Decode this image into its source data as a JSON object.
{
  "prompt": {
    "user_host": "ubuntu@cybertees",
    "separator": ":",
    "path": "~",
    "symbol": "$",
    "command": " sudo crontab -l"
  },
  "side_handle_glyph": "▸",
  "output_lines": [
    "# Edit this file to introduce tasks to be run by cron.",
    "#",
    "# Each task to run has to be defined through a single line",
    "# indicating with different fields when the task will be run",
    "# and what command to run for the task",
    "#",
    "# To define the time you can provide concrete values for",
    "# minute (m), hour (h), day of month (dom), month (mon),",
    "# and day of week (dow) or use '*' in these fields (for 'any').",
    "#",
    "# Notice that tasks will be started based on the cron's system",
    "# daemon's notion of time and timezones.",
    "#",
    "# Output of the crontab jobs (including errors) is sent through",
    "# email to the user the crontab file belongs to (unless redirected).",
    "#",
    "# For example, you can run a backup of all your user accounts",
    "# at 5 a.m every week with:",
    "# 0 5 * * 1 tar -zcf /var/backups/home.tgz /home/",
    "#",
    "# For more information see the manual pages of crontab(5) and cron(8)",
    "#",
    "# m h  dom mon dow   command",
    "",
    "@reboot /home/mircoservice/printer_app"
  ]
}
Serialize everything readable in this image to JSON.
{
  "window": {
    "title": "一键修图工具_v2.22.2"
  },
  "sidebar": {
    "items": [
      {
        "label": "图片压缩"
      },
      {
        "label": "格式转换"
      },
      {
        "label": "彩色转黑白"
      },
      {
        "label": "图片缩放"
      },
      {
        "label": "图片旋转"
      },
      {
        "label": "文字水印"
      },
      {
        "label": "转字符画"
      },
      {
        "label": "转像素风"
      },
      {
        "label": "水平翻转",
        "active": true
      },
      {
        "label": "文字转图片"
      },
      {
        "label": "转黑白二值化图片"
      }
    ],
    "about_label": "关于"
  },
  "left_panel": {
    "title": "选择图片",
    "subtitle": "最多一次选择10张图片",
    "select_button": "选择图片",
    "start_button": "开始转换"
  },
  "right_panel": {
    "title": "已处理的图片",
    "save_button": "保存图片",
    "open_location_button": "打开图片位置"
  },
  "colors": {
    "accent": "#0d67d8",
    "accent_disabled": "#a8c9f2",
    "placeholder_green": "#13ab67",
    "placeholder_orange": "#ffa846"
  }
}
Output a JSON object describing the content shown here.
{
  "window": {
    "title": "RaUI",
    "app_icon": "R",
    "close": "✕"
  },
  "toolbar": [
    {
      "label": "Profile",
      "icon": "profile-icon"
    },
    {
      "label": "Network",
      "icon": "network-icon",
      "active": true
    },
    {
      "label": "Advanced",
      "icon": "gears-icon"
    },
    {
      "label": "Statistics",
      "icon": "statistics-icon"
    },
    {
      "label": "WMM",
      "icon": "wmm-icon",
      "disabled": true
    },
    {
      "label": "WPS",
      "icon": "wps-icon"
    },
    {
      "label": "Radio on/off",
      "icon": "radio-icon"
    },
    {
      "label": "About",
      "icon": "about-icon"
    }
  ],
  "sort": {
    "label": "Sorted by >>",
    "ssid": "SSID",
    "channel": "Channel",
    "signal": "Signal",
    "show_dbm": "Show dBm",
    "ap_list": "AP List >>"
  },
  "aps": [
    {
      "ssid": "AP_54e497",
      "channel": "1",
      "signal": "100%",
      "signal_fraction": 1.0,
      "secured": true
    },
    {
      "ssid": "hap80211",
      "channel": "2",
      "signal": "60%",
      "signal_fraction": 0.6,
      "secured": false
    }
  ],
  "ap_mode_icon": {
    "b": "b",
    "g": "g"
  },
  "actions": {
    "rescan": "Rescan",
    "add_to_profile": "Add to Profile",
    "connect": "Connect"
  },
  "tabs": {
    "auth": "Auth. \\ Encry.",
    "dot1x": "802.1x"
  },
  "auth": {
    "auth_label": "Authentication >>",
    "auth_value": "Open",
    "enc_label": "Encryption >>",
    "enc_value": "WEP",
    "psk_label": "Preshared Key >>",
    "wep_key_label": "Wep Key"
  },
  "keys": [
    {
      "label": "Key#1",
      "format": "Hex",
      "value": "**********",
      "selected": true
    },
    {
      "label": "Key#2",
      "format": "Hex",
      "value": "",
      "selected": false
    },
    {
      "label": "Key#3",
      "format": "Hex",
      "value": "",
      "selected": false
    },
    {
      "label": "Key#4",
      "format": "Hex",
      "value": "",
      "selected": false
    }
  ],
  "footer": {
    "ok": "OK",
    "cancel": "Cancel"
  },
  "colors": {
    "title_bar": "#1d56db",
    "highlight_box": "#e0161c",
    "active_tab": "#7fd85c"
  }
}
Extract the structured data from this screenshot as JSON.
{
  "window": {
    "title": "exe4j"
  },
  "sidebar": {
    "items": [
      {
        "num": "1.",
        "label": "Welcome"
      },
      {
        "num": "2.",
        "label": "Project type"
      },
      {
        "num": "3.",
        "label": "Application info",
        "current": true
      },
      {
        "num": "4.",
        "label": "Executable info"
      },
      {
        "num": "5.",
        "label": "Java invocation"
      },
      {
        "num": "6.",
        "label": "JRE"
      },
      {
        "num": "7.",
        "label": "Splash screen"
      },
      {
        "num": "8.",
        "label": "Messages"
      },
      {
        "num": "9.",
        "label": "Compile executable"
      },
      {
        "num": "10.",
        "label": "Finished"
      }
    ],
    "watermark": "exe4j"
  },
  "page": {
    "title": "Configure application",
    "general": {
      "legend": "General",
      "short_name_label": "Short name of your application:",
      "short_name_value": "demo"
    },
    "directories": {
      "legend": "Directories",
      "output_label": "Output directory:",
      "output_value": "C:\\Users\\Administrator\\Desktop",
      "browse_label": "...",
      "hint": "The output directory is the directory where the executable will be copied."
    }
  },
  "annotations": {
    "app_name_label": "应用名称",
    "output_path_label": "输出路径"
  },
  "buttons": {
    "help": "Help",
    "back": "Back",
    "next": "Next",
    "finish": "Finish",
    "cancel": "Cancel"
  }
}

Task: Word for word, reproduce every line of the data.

Output for this task:
Decode this image into its source data as a JSON object.
{
  "prompt": {
    "user_host": "ubuntu@cybertees",
    "separator": ":",
    "path": "~",
    "symbol": "$",
    "command": " sudo crontab -l"
  },
  "side_handle_glyph": "▸",
  "output_lines": [
    "# Edit this file to introduce tasks to be run by cron.",
    "#",
    "# Each task to run has to be defined through a single line",
    "# indicating with different fields when the task will be run",
    "# and what command to run for the task",
    "#",
    "# To define the time you can provide concrete values for",
    "# minute (m), hour (h), day of month (dom), month (mon),",
    "# and day of week (dow) or use '*' in these fields (for 'any').",
    "#",
    "# Notice that tasks will be started based on the cron's system",
    "# daemon's notion of time and timezones.",
    "#",
    "# Output of the crontab jobs (including errors) is sent through",
    "# email to the user the crontab file belongs to (unless redirected).",
    "#",
    "# For example, you can run a backup of all your user accounts",
    "# at 5 a.m every week with:",
    "# 0 5 * * 1 tar -zcf /var/backups/home.tgz /home/",
    "#",
    "# For more information see the manual pages of crontab(5) and cron(8)",
    "#",
    "# m h  dom mon dow   command",
    "",
    "@reboot /home/mircoservice/printer_app"
  ]
}
Serialize everything readable in this image to JSON.
{
  "window": {
    "title": "一键修图工具_v2.22.2"
  },
  "sidebar": {
    "items": [
      {
        "label": "图片压缩"
      },
      {
        "label": "格式转换"
      },
      {
        "label": "彩色转黑白"
      },
      {
        "label": "图片缩放"
      },
      {
        "label": "图片旋转"
      },
      {
        "label": "文字水印"
      },
      {
        "label": "转字符画"
      },
      {
        "label": "转像素风"
      },
      {
        "label": "水平翻转",
        "active": true
      },
      {
        "label": "文字转图片"
      },
      {
        "label": "转黑白二值化图片"
      }
    ],
    "about_label": "关于"
  },
  "left_panel": {
    "title": "选择图片",
    "subtitle": "最多一次选择10张图片",
    "select_button": "选择图片",
    "start_button": "开始转换"
  },
  "right_panel": {
    "title": "已处理的图片",
    "save_button": "保存图片",
    "open_location_button": "打开图片位置"
  },
  "colors": {
    "accent": "#0d67d8",
    "accent_disabled": "#a8c9f2",
    "placeholder_green": "#13ab67",
    "placeholder_orange": "#ffa846"
  }
}
Output a JSON object describing the content shown here.
{
  "window": {
    "title": "RaUI",
    "app_icon": "R",
    "close": "✕"
  },
  "toolbar": [
    {
      "label": "Profile",
      "icon": "profile-icon"
    },
    {
      "label": "Network",
      "icon": "network-icon",
      "active": true
    },
    {
      "label": "Advanced",
      "icon": "gears-icon"
    },
    {
      "label": "Statistics",
      "icon": "statistics-icon"
    },
    {
      "label": "WMM",
      "icon": "wmm-icon",
      "disabled": true
    },
    {
      "label": "WPS",
      "icon": "wps-icon"
    },
    {
      "label": "Radio on/off",
      "icon": "radio-icon"
    },
    {
      "label": "About",
      "icon": "about-icon"
    }
  ],
  "sort": {
    "label": "Sorted by >>",
    "ssid": "SSID",
    "channel": "Channel",
    "signal": "Signal",
    "show_dbm": "Show dBm",
    "ap_list": "AP List >>"
  },
  "aps": [
    {
      "ssid": "AP_54e497",
      "channel": "1",
      "signal": "100%",
      "signal_fraction": 1.0,
      "secured": true
    },
    {
      "ssid": "hap80211",
      "channel": "2",
      "signal": "60%",
      "signal_fraction": 0.6,
      "secured": false
    }
  ],
  "ap_mode_icon": {
    "b": "b",
    "g": "g"
  },
  "actions": {
    "rescan": "Rescan",
    "add_to_profile": "Add to Profile",
    "connect": "Connect"
  },
  "tabs": {
    "auth": "Auth. \\ Encry.",
    "dot1x": "802.1x"
  },
  "auth": {
    "auth_label": "Authentication >>",
    "auth_value": "Open",
    "enc_label": "Encryption >>",
    "enc_value": "WEP",
    "psk_label": "Preshared Key >>",
    "wep_key_label": "Wep Key"
  },
  "keys": [
    {
      "label": "Key#1",
      "format": "Hex",
      "value": "**********",
      "selected": true
    },
    {
      "label": "Key#2",
      "format": "Hex",
      "value": "",
      "selected": false
    },
    {
      "label": "Key#3",
      "format": "Hex",
      "value": "",
      "selected": false
    },
    {
      "label": "Key#4",
      "format": "Hex",
      "value": "",
      "selected": false
    }
  ],
  "footer": {
    "ok": "OK",
    "cancel": "Cancel"
  },
  "colors": {
    "title_bar": "#1d56db",
    "highlight_box": "#e0161c",
    "active_tab": "#7fd85c"
  }
}
Extract the structured data from this screenshot as JSON.
{
  "window": {
    "title": "exe4j"
  },
  "sidebar": {
    "items": [
      {
        "num": "1.",
        "label": "Welcome"
      },
      {
        "num": "2.",
        "label": "Project type"
      },
      {
        "num": "3.",
        "label": "Application info",
        "current": true
      },
      {
        "num": "4.",
        "label": "Executable info"
      },
      {
        "num": "5.",
        "label": "Java invocation"
      },
      {
        "num": "6.",
        "label": "JRE"
      },
      {
        "num": "7.",
        "label": "Splash screen"
      },
      {
        "num": "8.",
        "label": "Messages"
      },
      {
        "num": "9.",
        "label": "Compile executable"
      },
      {
        "num": "10.",
        "label": "Finished"
      }
    ],
    "watermark": "exe4j"
  },
  "page": {
    "title": "Configure application",
    "general": {
      "legend": "General",
      "short_name_label": "Short name of your application:",
      "short_name_value": "demo"
    },
    "directories": {
      "legend": "Directories",
      "output_label": "Output directory:",
      "output_value": "C:\\Users\\Administrator\\Desktop",
      "browse_label": "...",
      "hint": "The output directory is the directory where the executable will be copied."
    }
  },
  "annotations": {
    "app_name_label": "应用名称",
    "output_path_label": "输出路径"
  },
  "buttons": {
    "help": "Help",
    "back": "Back",
    "next": "Next",
    "finish": "Finish",
    "cancel": "Cancel"
  }
}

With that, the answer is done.